_WHAT YOU NEED TO DO_:
Nothing but a number should be given: the count of lines in the data that include the string "JSON".
★ ★ ★ ★ ★
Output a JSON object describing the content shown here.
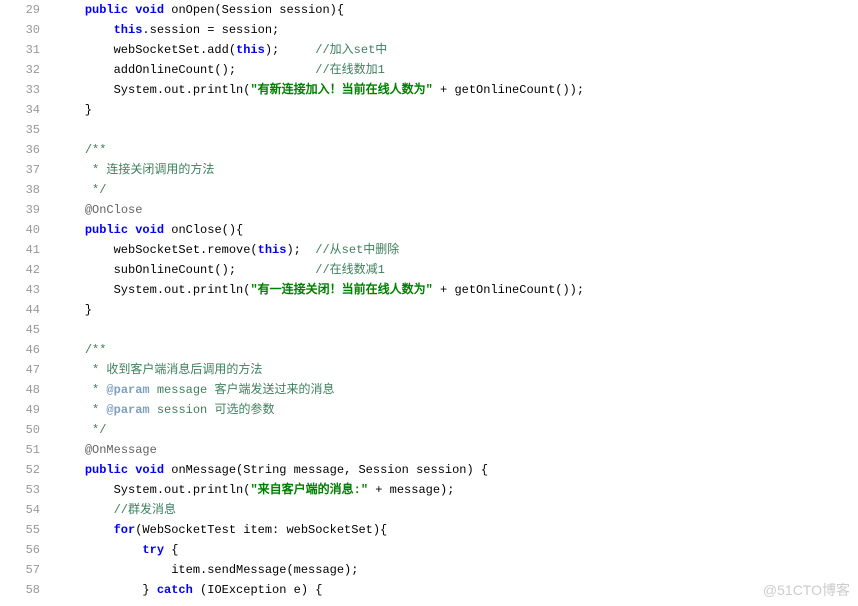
{
  "watermark": "@51CTO博客",
  "lines": [
    {
      "n": "29",
      "seg": [
        {
          "t": "    ",
          "c": ""
        },
        {
          "t": "public",
          "c": "kw"
        },
        {
          "t": " ",
          "c": ""
        },
        {
          "t": "void",
          "c": "kw"
        },
        {
          "t": " onOpen(Session session){",
          "c": ""
        }
      ]
    },
    {
      "n": "30",
      "seg": [
        {
          "t": "        ",
          "c": ""
        },
        {
          "t": "this",
          "c": "kw"
        },
        {
          "t": ".session = session;",
          "c": ""
        }
      ]
    },
    {
      "n": "31",
      "seg": [
        {
          "t": "        webSocketSet.add(",
          "c": ""
        },
        {
          "t": "this",
          "c": "kw"
        },
        {
          "t": ");     ",
          "c": ""
        },
        {
          "t": "//加入set中",
          "c": "cmt"
        }
      ]
    },
    {
      "n": "32",
      "seg": [
        {
          "t": "        addOnlineCount();           ",
          "c": ""
        },
        {
          "t": "//在线数加1",
          "c": "cmt"
        }
      ]
    },
    {
      "n": "33",
      "seg": [
        {
          "t": "        System.out.println(",
          "c": ""
        },
        {
          "t": "\"有新连接加入！当前在线人数为\"",
          "c": "str"
        },
        {
          "t": " + getOnlineCount());",
          "c": ""
        }
      ]
    },
    {
      "n": "34",
      "seg": [
        {
          "t": "    }",
          "c": ""
        }
      ]
    },
    {
      "n": "35",
      "seg": [
        {
          "t": " ",
          "c": ""
        }
      ]
    },
    {
      "n": "36",
      "seg": [
        {
          "t": "    ",
          "c": ""
        },
        {
          "t": "/**",
          "c": "cmt"
        }
      ]
    },
    {
      "n": "37",
      "seg": [
        {
          "t": "     * 连接关闭调用的方法",
          "c": "cmt"
        }
      ]
    },
    {
      "n": "38",
      "seg": [
        {
          "t": "     */",
          "c": "cmt"
        }
      ]
    },
    {
      "n": "39",
      "seg": [
        {
          "t": "    ",
          "c": ""
        },
        {
          "t": "@OnClose",
          "c": "ann"
        }
      ]
    },
    {
      "n": "40",
      "seg": [
        {
          "t": "    ",
          "c": ""
        },
        {
          "t": "public",
          "c": "kw"
        },
        {
          "t": " ",
          "c": ""
        },
        {
          "t": "void",
          "c": "kw"
        },
        {
          "t": " onClose(){",
          "c": ""
        }
      ]
    },
    {
      "n": "41",
      "seg": [
        {
          "t": "        webSocketSet.remove(",
          "c": ""
        },
        {
          "t": "this",
          "c": "kw"
        },
        {
          "t": ");  ",
          "c": ""
        },
        {
          "t": "//从set中删除",
          "c": "cmt"
        }
      ]
    },
    {
      "n": "42",
      "seg": [
        {
          "t": "        subOnlineCount();           ",
          "c": ""
        },
        {
          "t": "//在线数减1",
          "c": "cmt"
        }
      ]
    },
    {
      "n": "43",
      "seg": [
        {
          "t": "        System.out.println(",
          "c": ""
        },
        {
          "t": "\"有一连接关闭！当前在线人数为\"",
          "c": "str"
        },
        {
          "t": " + getOnlineCount());",
          "c": ""
        }
      ]
    },
    {
      "n": "44",
      "seg": [
        {
          "t": "    }",
          "c": ""
        }
      ]
    },
    {
      "n": "45",
      "seg": [
        {
          "t": " ",
          "c": ""
        }
      ]
    },
    {
      "n": "46",
      "seg": [
        {
          "t": "    ",
          "c": ""
        },
        {
          "t": "/**",
          "c": "cmt"
        }
      ]
    },
    {
      "n": "47",
      "seg": [
        {
          "t": "     * 收到客户端消息后调用的方法",
          "c": "cmt"
        }
      ]
    },
    {
      "n": "48",
      "seg": [
        {
          "t": "     * ",
          "c": "cmt"
        },
        {
          "t": "@param",
          "c": "tag"
        },
        {
          "t": " message 客户端发送过来的消息",
          "c": "cmt"
        }
      ]
    },
    {
      "n": "49",
      "seg": [
        {
          "t": "     * ",
          "c": "cmt"
        },
        {
          "t": "@param",
          "c": "tag"
        },
        {
          "t": " session 可选的参数",
          "c": "cmt"
        }
      ]
    },
    {
      "n": "50",
      "seg": [
        {
          "t": "     */",
          "c": "cmt"
        }
      ]
    },
    {
      "n": "51",
      "seg": [
        {
          "t": "    ",
          "c": ""
        },
        {
          "t": "@OnMessage",
          "c": "ann"
        }
      ]
    },
    {
      "n": "52",
      "seg": [
        {
          "t": "    ",
          "c": ""
        },
        {
          "t": "public",
          "c": "kw"
        },
        {
          "t": " ",
          "c": ""
        },
        {
          "t": "void",
          "c": "kw"
        },
        {
          "t": " onMessage(String message, Session session) {",
          "c": ""
        }
      ]
    },
    {
      "n": "53",
      "seg": [
        {
          "t": "        System.out.println(",
          "c": ""
        },
        {
          "t": "\"来自客户端的消息:\"",
          "c": "str"
        },
        {
          "t": " + message);",
          "c": ""
        }
      ]
    },
    {
      "n": "54",
      "seg": [
        {
          "t": "        ",
          "c": ""
        },
        {
          "t": "//群发消息",
          "c": "cmt"
        }
      ]
    },
    {
      "n": "55",
      "seg": [
        {
          "t": "        ",
          "c": ""
        },
        {
          "t": "for",
          "c": "kw"
        },
        {
          "t": "(WebSocketTest item: webSocketSet){",
          "c": ""
        }
      ]
    },
    {
      "n": "56",
      "seg": [
        {
          "t": "            ",
          "c": ""
        },
        {
          "t": "try",
          "c": "kw"
        },
        {
          "t": " {",
          "c": ""
        }
      ]
    },
    {
      "n": "57",
      "seg": [
        {
          "t": "                item.sendMessage(message);",
          "c": ""
        }
      ]
    },
    {
      "n": "58",
      "seg": [
        {
          "t": "            } ",
          "c": ""
        },
        {
          "t": "catch",
          "c": "kw"
        },
        {
          "t": " (IOException e) {",
          "c": ""
        }
      ]
    }
  ]
}
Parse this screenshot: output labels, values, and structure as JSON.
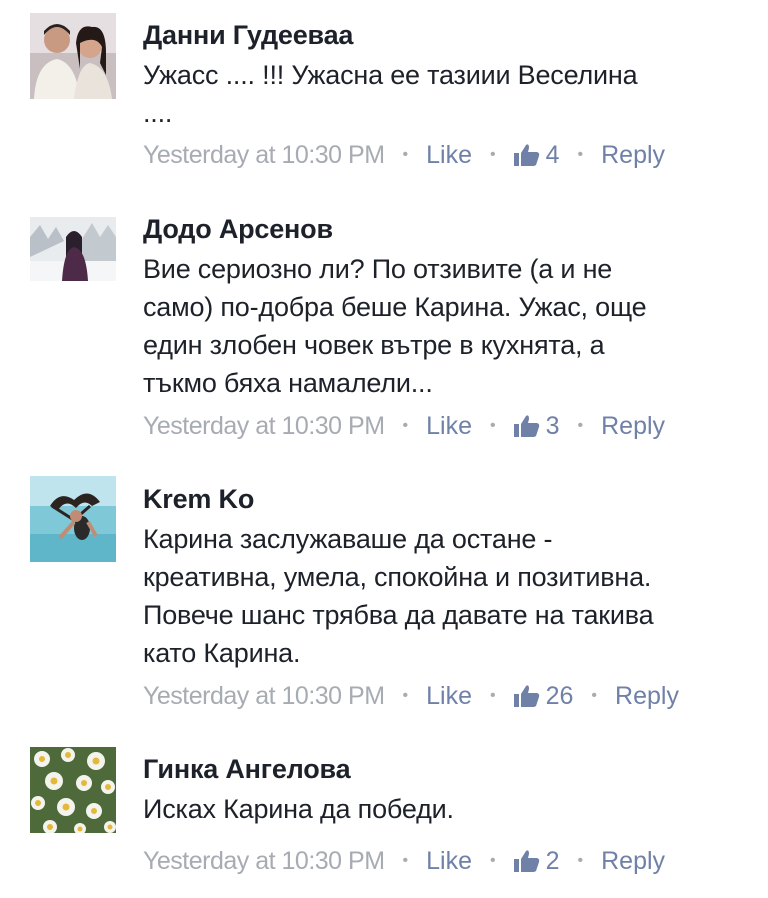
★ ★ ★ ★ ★
_WRITTEN ANSWER_:
2